I assume he took a laptop and some kind of car charger that could work with Russian trucks. Or something. Sadly the article doesn't seem to have any samples, certainly not full-size ones, although there's a zoom into a DCS 460 shot:
http://web.archive.org/web/199612270125 ... otes.shtml

It mentions the camera winning the 1995 Macuser Eddy away, although I can't find any record of this on the internet anywhere.

I then had a look for subsequent work by the photographers in question, but they've all moved on, understandably so given that fourteen years have passed. Bryan-Brown does still have the same photo of Lenin in his portfolio:
http://web.archive.org/web/199612271931 ... enin.shtml
http://www.bryan-brown.com/site/lifesty ... Lenin.html

Based on the borders it was shot on film, though. The site also has a profile of Gary Fong - doesn't seem to be the Gary Fong of cheap plastic tat fame, though, this appears to be a different, thinner Gary Fong. Some of the other Google books results were interesting, including one from Vibe magazine circa August 1997 which ends with:

"Digital cameras offer many great advantages over 35mm film and represent the future of photography - a flick through Time, Newsweek, and Sports Illustrated will confirm this - but they won't completely replace the older technology. However antimodern, film allows shooters to connect with photography's tradition of craftsmanship in ways that slogging pixels around a screen cannot: rather like there are those who prefer the intimacy of a handwritten letter to the expediency of e-mail."

Which is a bit of a non-sequitur - digital photography created a whole new tradition of craftsmanship - but hey, it was 1997. I learn that a CCD is "a kind of digital sponge". The spooky thing for me is that, presumably, most of the photographs in that magazine were shot with film, and I can't imagine how hard that would have been; getting the exposure correct without any kind of digital aids, and then developing and scanning everything. It must have taken ages.

Stan Disbrow
Posts: 579
Joined: Fri May 20, 2005 7:33 pm
Location: Raleigh, NC USA

Re: View all of Kodak's original DCS webpages, from 1994 on

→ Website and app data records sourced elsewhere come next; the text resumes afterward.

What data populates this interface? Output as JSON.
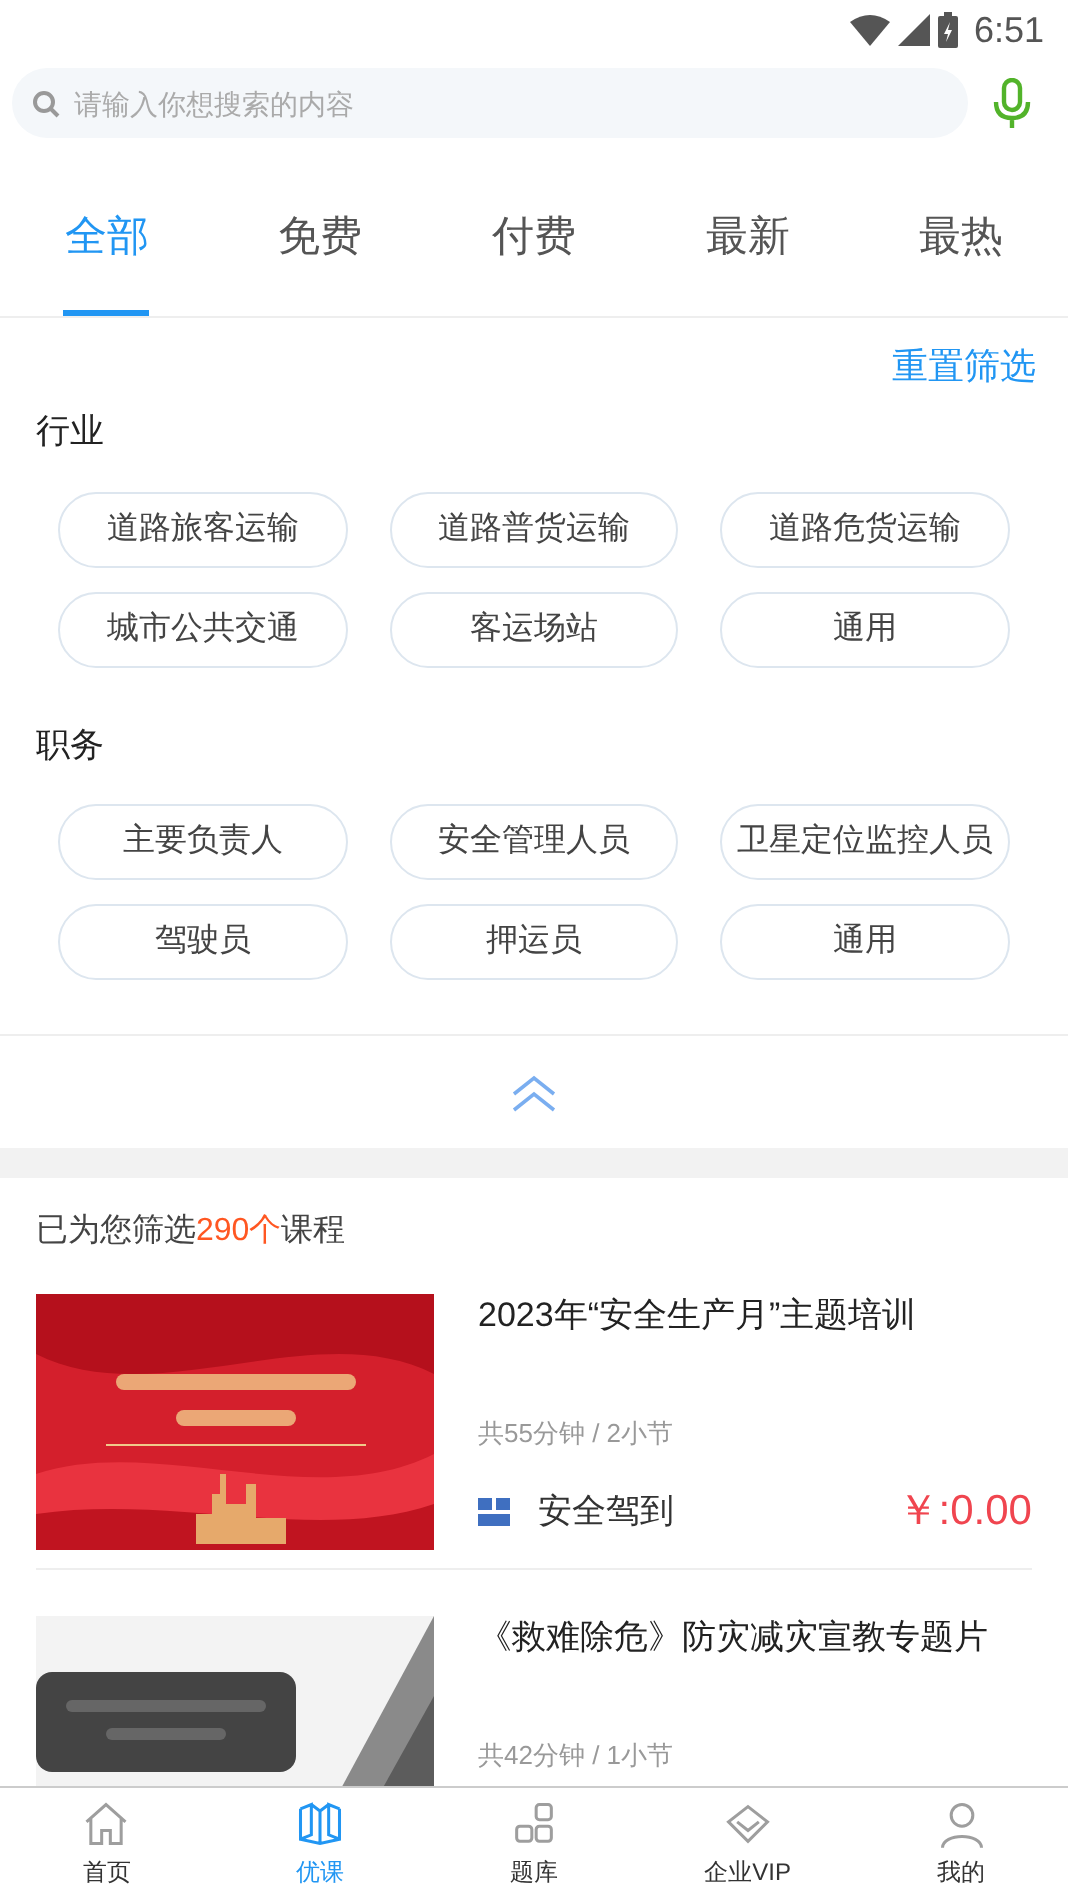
{
  "status_bar": {
    "time": "6:51"
  },
  "search": {
    "placeholder": "请输入你想搜索的内容"
  },
  "tabs": [
    {
      "label": "全部",
      "selected": true
    },
    {
      "label": "免费",
      "selected": false
    },
    {
      "label": "付费",
      "selected": false
    },
    {
      "label": "最新",
      "selected": false
    },
    {
      "label": "最热",
      "selected": false
    }
  ],
  "reset_link": "重置筛选",
  "filter_groups": [
    {
      "title": "行业",
      "options": [
        "道路旅客运输",
        "道路普货运输",
        "道路危货运输",
        "城市公共交通",
        "客运场站",
        "通用"
      ]
    },
    {
      "title": "职务",
      "options": [
        "主要负责人",
        "安全管理人员",
        "卫星定位监控人员",
        "驾驶员",
        "押运员",
        "通用"
      ]
    }
  ],
  "result_summary": {
    "prefix": "已为您筛选",
    "count": "290个",
    "suffix": "课程"
  },
  "courses": [
    {
      "title": "2023年“安全生产月”主题培训",
      "meta": "共55分钟 / 2小节",
      "source": "安全驾到",
      "price": "￥:0.00",
      "kind": "red_picture"
    },
    {
      "title": "《救难除危》防灾减灾宣教专题片",
      "meta": "共42分钟 / 1小节",
      "kind": "gray_picture"
    }
  ],
  "bottom_nav": [
    {
      "label": "首页",
      "kind": "home",
      "selected": false
    },
    {
      "label": "优课",
      "kind": "book",
      "selected": true
    },
    {
      "label": "题库",
      "kind": "grid",
      "selected": false
    },
    {
      "label": "企业VIP",
      "kind": "diamond",
      "selected": false
    },
    {
      "label": "我的",
      "kind": "user",
      "selected": false
    }
  ]
}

Post by Stan Disbrow » Thu Sep 08, 2011 1:27 am

Hi,

Well, he could have opted for a simple regulator and that would have charged the battery from any voltage a Russian truck might employ except for 6 volts. On a 6v battery, just use a current limiting resistor and be done with it. Six volts won't get the camera battery all the way full, but will do 85% or so. ;)

Without a truck, one could use a solar panel about the size of two paperback books in that timeframe. Would have done well and you don't need anything by way of a circuit, either. A solar panel is 12v out and naturally current limited enough that a 7.2v NiCd pack won't overcharge. :)

Film exposure was done using a meter. Once one got used to a particular film, it was easy enough to get the exposure you wanted with the meter. Print film, anyway. Slide film was fussier and almost like shooting digital. Don't blow those highlights.

Darkroom processing was interesting and time consuming, though. Lots of steps, lots of chemicals, and lots of time required. I don't miss it. I did miss monochrome until I got the plug-in for Photoshop, now I don't even miss that. Give me a computer and leave the lights on! :P

Later!

Stan
Amateur Photographer
Professional Electronics Development Engineer

nausee
Posts: 18
Joined: Mon Feb 01, 2010 11:44 am
antispam: No

Re: View all of Kodak's original DCS webpages, from 1994 on

Post by nausee » Sun Sep 11, 2011 5:38 am

Hi Stan,

I am interested to know which B&W photoshop plug-in you are using.

Frank.

Stan Disbrow
Posts: 579
Joined: Fri May 20, 2005 7:33 pm
Location: Raleigh, NC USA

Re: View all of Kodak's original DCS webpages, from 1994 on

Post by Stan Disbrow » Sun Sep 11, 2011 3:19 pm

Hi,

The Imaging Factory's Convert to B/W Pro.

Later!

Stan
Amateur Photographer
Professional Electronics Development Engineer

Post Reply